  2. Here is an interesting 2012 law review article for any who wish to dive deeper into this subject matter: Excerpt: "Judicial interpretation of the ADA has extended public entity liability to licensing agencies in the licensure and certification of attorneys.49 State bar examiners have the authority to conduct fitness investigations for the purpose of determining whether an applicant is a direct threat to the public.50 A “direct threat” is defined as “a significant risk to the health or safety of others that cannot be eliminated by a modification of policies, practices or procedures, or by the provision of auxiliary aids or services as provided by § 35.139.”51 However, bar examiners may not utilize generalizations or stereotypes about the applicant’s disability in concluding that an applicant is a direct threat.52"

  3. We have been on the waiting list since 2009, i was notified almost 4 months ago that we were going to start receiving payments and we still have received nothing. Every time I call I'm told I just have to wait it's in the lawyers hands. Is everyone else still waiting?

  4. I hope you dont mind but to answer my question. What amendment does this case pretain to?

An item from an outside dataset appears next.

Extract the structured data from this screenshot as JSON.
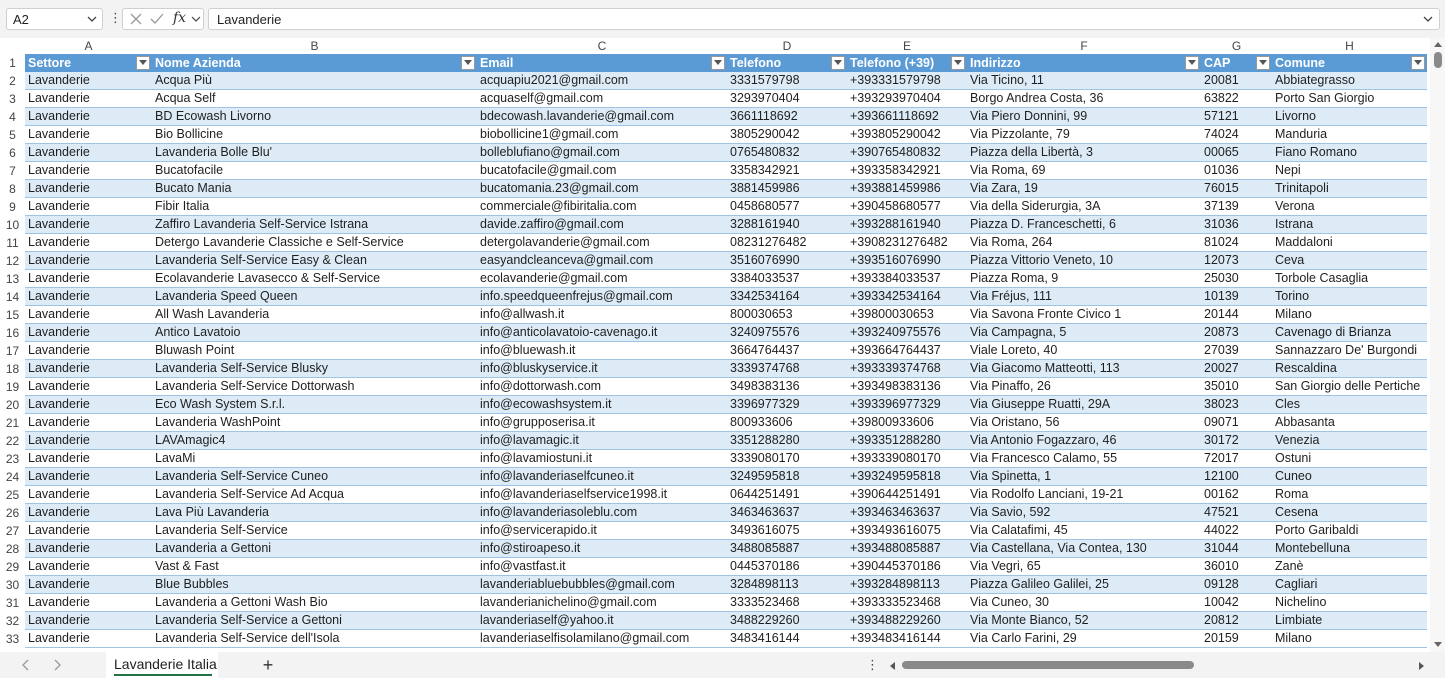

  5. Research by William J Federer Chief Justice John Marshall commented May 9, 1833, on the pamphlet The Relation of Christianity to Civil Government in the United States written by Rev. Jasper Adams, President of the College of Charleston, South Carolina (The Papers of John Marshall, ed. Charles Hobson, Chapel Hill: Univ. of North Carolina Press, 2006, p, 278): "Reverend Sir, I am much indebted to you for the copy of your valuable sermon on the relation of Christianity to civil government preached before the convention of the Protestant Episcopal Church in Charleston, on the 13th of February last. I have read it with great attention and advantage. The documents annexed to the sermon certainly go far in sustaining the proposition which it is your purpose to establish. One great object of the colonial charters was avowedly the propagation of the Christian faith. Means have been employed to accomplish this object, and those means have been used by government..." John Marshall continued: "No person, I believe, questions the importance of religion to the happiness of man even during his existence in this world. It has at all times employed his most serious meditation, and had a decided influence on his conduct. The American population is entirely Christian, and with us, Christianity and Religion are identified. It would be strange, indeed, if with such a people, our institutions did not presuppose Christianity, and did not often refer to it, and exhibit relations with it. Legislation on the subject is admitted to require great delicacy, because freedom of conscience and respect for our religion both claim our most serious regard. You have allowed their full influence to both. With very great respect, I am Sir, your Obedt., J. Marshall."